Wherever a line in the data holds the word "Sticks", pull that line out.

################

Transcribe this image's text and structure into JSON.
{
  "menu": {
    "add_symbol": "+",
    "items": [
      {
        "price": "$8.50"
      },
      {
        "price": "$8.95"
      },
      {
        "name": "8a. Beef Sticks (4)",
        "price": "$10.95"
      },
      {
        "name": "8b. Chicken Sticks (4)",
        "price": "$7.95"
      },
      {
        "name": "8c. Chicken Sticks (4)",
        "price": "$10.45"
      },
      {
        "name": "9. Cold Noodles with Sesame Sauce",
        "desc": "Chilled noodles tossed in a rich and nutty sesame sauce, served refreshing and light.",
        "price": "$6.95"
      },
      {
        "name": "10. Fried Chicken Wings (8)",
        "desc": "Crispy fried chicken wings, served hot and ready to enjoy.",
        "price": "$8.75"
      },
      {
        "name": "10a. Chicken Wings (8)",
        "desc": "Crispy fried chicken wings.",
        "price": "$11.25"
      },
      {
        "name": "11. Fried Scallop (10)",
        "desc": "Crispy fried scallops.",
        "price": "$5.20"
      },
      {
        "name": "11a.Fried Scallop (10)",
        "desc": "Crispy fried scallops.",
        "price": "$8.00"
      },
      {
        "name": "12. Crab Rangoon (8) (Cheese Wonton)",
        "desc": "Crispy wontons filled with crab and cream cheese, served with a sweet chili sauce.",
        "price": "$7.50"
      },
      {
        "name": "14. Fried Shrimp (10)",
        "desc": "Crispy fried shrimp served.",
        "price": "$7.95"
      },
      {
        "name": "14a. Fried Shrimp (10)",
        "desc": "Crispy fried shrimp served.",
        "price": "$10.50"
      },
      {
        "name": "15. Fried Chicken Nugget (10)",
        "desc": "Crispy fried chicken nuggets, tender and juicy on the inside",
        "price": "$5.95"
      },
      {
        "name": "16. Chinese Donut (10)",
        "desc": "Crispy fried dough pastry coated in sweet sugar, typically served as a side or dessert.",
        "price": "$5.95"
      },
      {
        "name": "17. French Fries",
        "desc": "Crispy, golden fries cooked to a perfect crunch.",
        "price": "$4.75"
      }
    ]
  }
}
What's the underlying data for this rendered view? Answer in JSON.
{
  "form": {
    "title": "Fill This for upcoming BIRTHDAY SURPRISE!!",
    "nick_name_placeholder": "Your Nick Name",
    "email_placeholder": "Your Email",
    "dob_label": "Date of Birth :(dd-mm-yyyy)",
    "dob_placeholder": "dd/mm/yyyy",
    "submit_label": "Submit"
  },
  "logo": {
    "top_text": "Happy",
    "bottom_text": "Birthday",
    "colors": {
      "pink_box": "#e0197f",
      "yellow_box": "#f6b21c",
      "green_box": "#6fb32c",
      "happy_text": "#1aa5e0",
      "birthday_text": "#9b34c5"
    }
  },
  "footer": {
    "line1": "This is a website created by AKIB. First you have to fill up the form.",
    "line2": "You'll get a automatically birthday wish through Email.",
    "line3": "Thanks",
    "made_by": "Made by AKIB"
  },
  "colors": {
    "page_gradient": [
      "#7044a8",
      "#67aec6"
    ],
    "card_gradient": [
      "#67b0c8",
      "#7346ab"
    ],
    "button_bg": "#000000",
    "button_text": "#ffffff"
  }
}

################

◆ Response
        "name": "8a. Beef Sticks (4)",
        "name": "8b. Chicken Sticks (4)",
        "name": "8c. Chicken Sticks (4)",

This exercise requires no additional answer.